Could the UK leave the European Union in March next year without a deal? For all the talk of ‘no deal being better than a bad deal’, the suggestion seems absurd. No deal would be a disaster for both sides in the negotiations. Britain would crash out of the EU without a transition period, plunging the whole continent into recession. Surely no rational government would go there? Surely sensible people will agree, in the end, to do sensible things, and there will be some great, last minute Euro-compromise?
Well, maybe. But governments do not always behave rationally. Read more
The Daily Telegraph is reporting what has been an open secret for some weeks: senior Cabinet ministers are sabotaging the government’s promise of a “green Brexit”.
Before the EU forced us to act, the UK had a lousy record on many aspects of environmental policy. Remember dirty beaches, polluted rivers, acid rain? It is now essential that institutions and laws are in place when we leave the EU to prevent future governments from turning the clock back to those bad old days. But the chancellor and other senior ministers are blocking such measures. Read more

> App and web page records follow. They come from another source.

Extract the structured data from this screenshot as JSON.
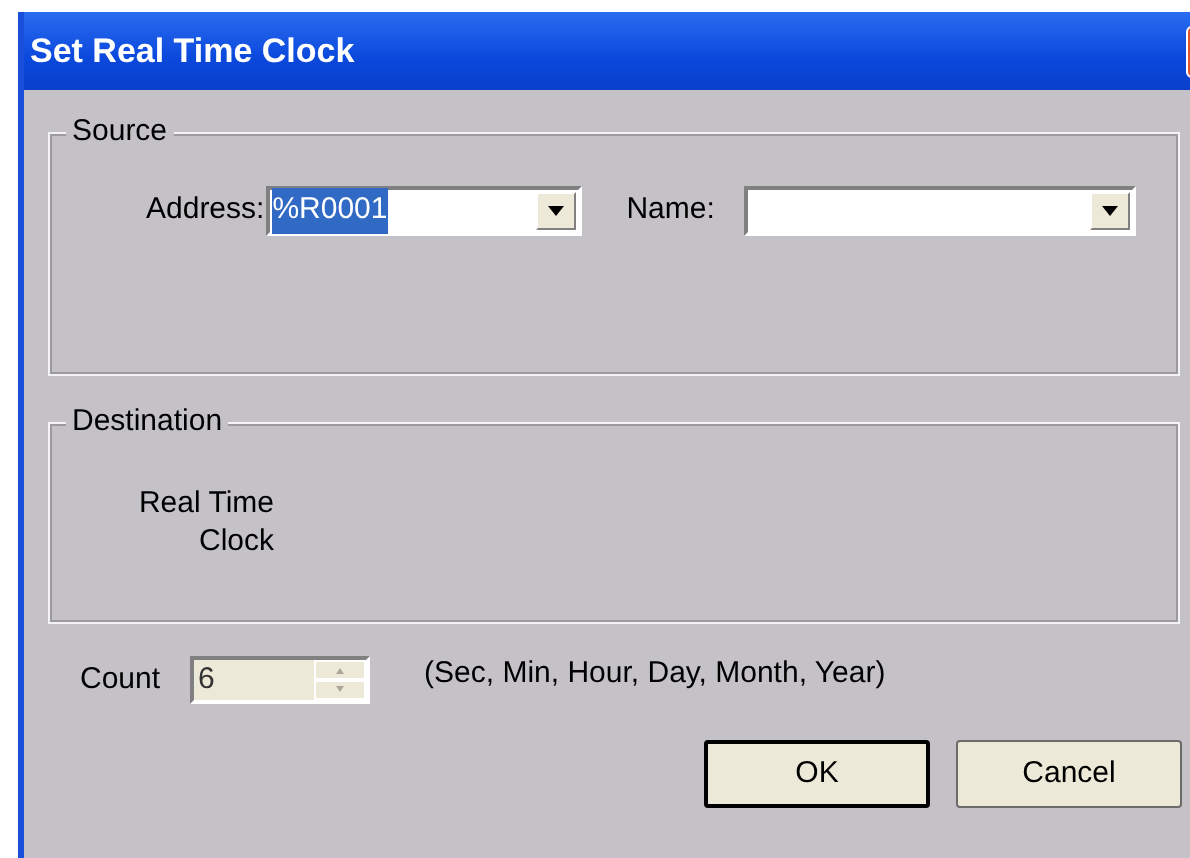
{
  "window": {
    "title": "Set Real Time Clock"
  },
  "source": {
    "legend": "Source",
    "address": {
      "label": "Address:",
      "value": "%R0001",
      "selected": true
    },
    "name": {
      "label": "Name:"
    }
  },
  "destination": {
    "legend": "Destination",
    "lines": [
      "Real Time",
      "Clock"
    ]
  },
  "count": {
    "label": "Count",
    "value": "6",
    "disabled": true
  },
  "count_hint": "(Sec, Min, Hour, Day, Month, Year)",
  "buttons": [
    {
      "label": "OK",
      "default": true
    },
    {
      "label": "Cancel",
      "default": false
    }
  ]
}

There was much to admire in the prime minister’s recent speech on housing. Theresa May called homelessness in our rich country “a source of national shame” and she is right. She pledged to increase house building, but to do so without “destroying the country we love”. And she attacked big developers for gaming the system and putting dividends and executive pay before building more homes. As I read the speech, I mentally ticked off many of the arguments I have made in How to build houses and save the countryside. Read more
New Year articles and blogs often predict what is going to happen in the year ahead. But after the political upsets of the past couple years, it seems more appropriate to pose questions than predict outcomes. So here are some of the important questions that need addressing this year, starting, inevitably, with Brexit.
Should we worry that the UK will crash out of the EU without a deal and in an atmosphere of acrimony and ill will? That was the question I recently asked Sir Ivan Rogers at his inaugural Henry Plumb Lecture for the National Farmers’ Union. His answer was not reassuring. The risk, he said, was “still quite high”. In January, Sir Ivan was forced to resign as the UK’s permanent representative to the EU for his unwelcome prediction that the Brexit negotiations would prove much more difficult than most people thought. His concerns have been vindicated and he is worth listening to. Read more
One of Mrs Thatcher’s governments’ most enduring achievements was the European single market, steered into existence by the Conservative European Commissioner, Lord Cockfield. In his memoirs, Cockfield recalled the time he had to tell the prime minister that introducing the single market would entail a degree of tax harmonisation to prevent trade barriers.
Following the election, Brexit, hard or soft, looks much more difficult. Among many other complications, the hung parliament will make it harder to agree the Great Repeal Bill. The purpose of the election (for the Daily Mail, at least) was to “crush the saboteurs”, ie anyone raising objections to the hardest of hard Brexits. Now the bill will be subject to intense scrutiny and possible amendment. Party political calculation and intra-party factionalism will have full rein. Read more